\[e'(x) = -1 + \frac{f(x)D(x)}{S^2(x)} = -1 +\frac{\alpha S(x)^{-1+1/\alpha}D(x)}{\lambda(x+\beta)} >0\]

### Comments on Convexity^{[1]}

However, the convexity of the excess severity function is not fixed for all **changes from concave to convex**.

## 3.2. Excess Severity of Truncated and Censored Distributions

Similar to the Pareto-Exponential Mixture, let’s compute the integral in (1) via numerical methods for the Pareto-Gamma mixture and to explore excess severity behaviors. Let

and then we have the plot as follows.### Caveat

Note that here the condition **cannot** be dropped due to the **finite** censored point as Otherwise, the increasing property may **not** hold.

# 4. Conclusion

Excess severity functions are indicative of a particular family of distributions.
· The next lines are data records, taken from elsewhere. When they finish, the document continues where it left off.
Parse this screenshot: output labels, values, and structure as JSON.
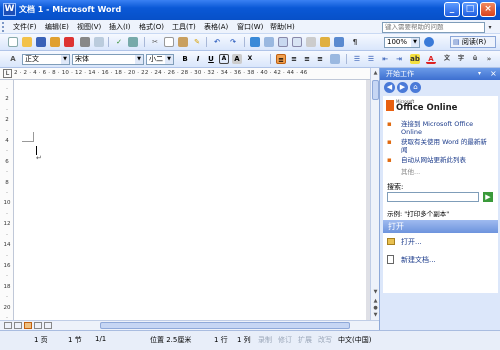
{
  "window": {
    "title": "文档 1 - Microsoft Word"
  },
  "menubar": {
    "items": [
      "文件(F)",
      "编辑(E)",
      "视图(V)",
      "插入(I)",
      "格式(O)",
      "工具(T)",
      "表格(A)",
      "窗口(W)",
      "帮助(H)"
    ],
    "help_placeholder": "键入需要帮助的问题"
  },
  "toolbar": {
    "zoom": "100%",
    "read_label": "阅读(R)",
    "style": "正文",
    "font": "宋体",
    "size": "小二"
  },
  "ruler": {
    "scale": "2 · 2 · 4 · 6 · 8 · 10 · 12 · 14 · 16 · 18 · 20 · 22 · 24 · 26 · 28 · 30 · 32 · 34 · 36 · 38 · 40 · 42 · 44 · 46"
  },
  "taskpane": {
    "title": "开始工作",
    "logo_small": "Microsoft",
    "logo": "Office Online",
    "links": [
      "连接到 Microsoft Office Online",
      "获取有关使用 Word 的最新新闻",
      "自动从网站更新此列表"
    ],
    "more": "其他...",
    "search_label": "搜索:",
    "example": "示例: \"打印多个副本\"",
    "open_section": "打开",
    "open_item": "打开...",
    "new_item": "新建文档..."
  },
  "statusbar": {
    "page": "1 页",
    "section": "1 节",
    "pages": "1/1",
    "position": "位置 2.5厘米",
    "line": "1 行",
    "col": "1 列",
    "rec": "录制",
    "trk": "修订",
    "ext": "扩展",
    "ovr": "改写",
    "lang": "中文(中国)"
  },
  "colors": {
    "accent": "#0a58d6",
    "taskpane": "#dce7fa"
  }
}
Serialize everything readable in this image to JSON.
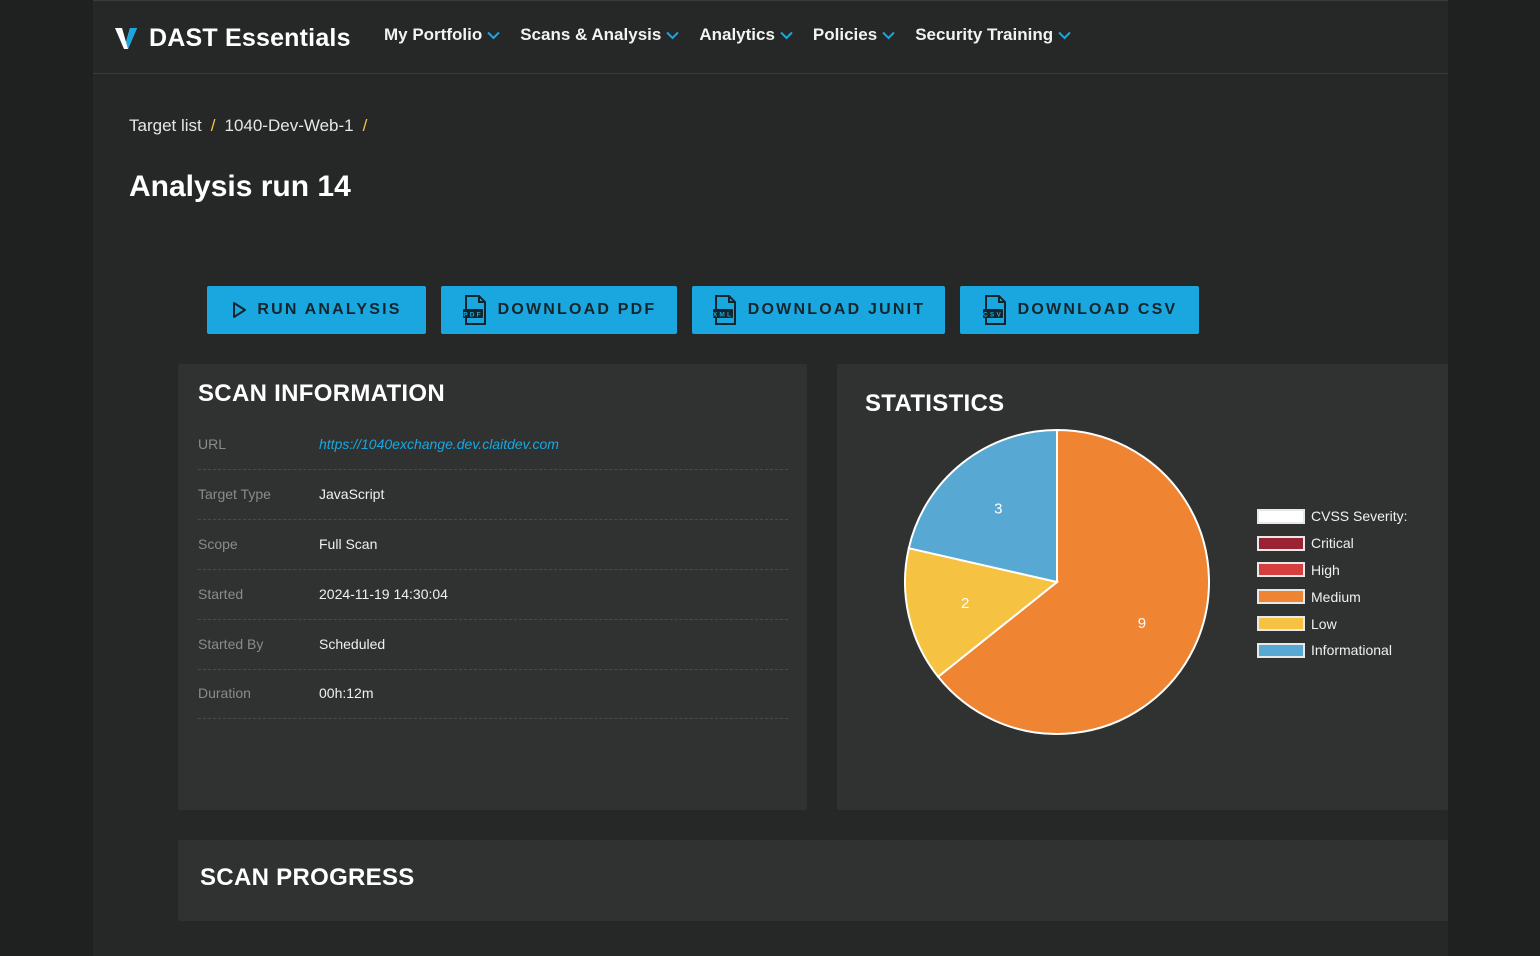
{
  "app": {
    "name": "DAST Essentials",
    "brand_color": "#1aa7e0",
    "nav": [
      {
        "label": "My Portfolio",
        "icon": "chevron-down-icon"
      },
      {
        "label": "Scans & Analysis",
        "icon": "chevron-down-icon"
      },
      {
        "label": "Analytics",
        "icon": "chevron-down-icon"
      },
      {
        "label": "Policies",
        "icon": "chevron-down-icon"
      },
      {
        "label": "Security Training",
        "icon": "chevron-down-icon"
      }
    ]
  },
  "breadcrumb": {
    "items": [
      "Target list",
      "1040-Dev-Web-1"
    ],
    "separator": "/"
  },
  "page": {
    "title": "Analysis run 14"
  },
  "actions": {
    "run_analysis": {
      "label": "RUN ANALYSIS",
      "icon": "play-icon"
    },
    "download_pdf": {
      "label": "DOWNLOAD PDF",
      "icon": "pdf-file-icon"
    },
    "download_junit": {
      "label": "DOWNLOAD JUNIT",
      "icon": "xml-file-icon"
    },
    "download_csv": {
      "label": "DOWNLOAD CSV",
      "icon": "csv-file-icon"
    }
  },
  "scan_info": {
    "title": "SCAN INFORMATION",
    "rows": [
      {
        "label": "URL",
        "value": "https://1040exchange.dev.claitdev.com"
      },
      {
        "label": "Target Type",
        "value": "JavaScript"
      },
      {
        "label": "Scope",
        "value": "Full Scan"
      },
      {
        "label": "Started",
        "value": "2024-11-19 14:30:04"
      },
      {
        "label": "Started By",
        "value": "Scheduled"
      },
      {
        "label": "Duration",
        "value": "00h:12m"
      }
    ]
  },
  "statistics": {
    "title": "STATISTICS",
    "chart_data": {
      "type": "pie",
      "slices": [
        {
          "name": "Medium",
          "value": 9,
          "color": "#ef8433"
        },
        {
          "name": "Low",
          "value": 2,
          "color": "#f5c242"
        },
        {
          "name": "Informational",
          "value": 3,
          "color": "#57a8d2"
        }
      ],
      "legend": {
        "placement": "right",
        "entries": [
          {
            "label": "CVSS Severity:",
            "color": "#ffffff"
          },
          {
            "label": "Critical",
            "color": "#9b2232"
          },
          {
            "label": "High",
            "color": "#d43e3e"
          },
          {
            "label": "Medium",
            "color": "#ef8433"
          },
          {
            "label": "Low",
            "color": "#f5c242"
          },
          {
            "label": "Informational",
            "color": "#57a8d2"
          }
        ]
      }
    }
  },
  "scan_progress": {
    "title": "SCAN PROGRESS"
  }
}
In this paper, excess severity functions of Pareto-Exponential and Pareto-Gamma mixtures are examined. Hopefully, the above results could help further practical modeling.

Note that \[e''(x) = -1\cdot \frac{\lambda(1-\alpha)f(x) S(x)^{-2-1/\alpha}D(x)(x+\beta) +\lambda\alpha(\beta S(x)^{1/\alpha}+ S(x)^{-1/\alpha-1} \int_{x}^{\infty}tf(t)dt}{\lambda^2(x+\beta)^2}\]For instance, consider when

then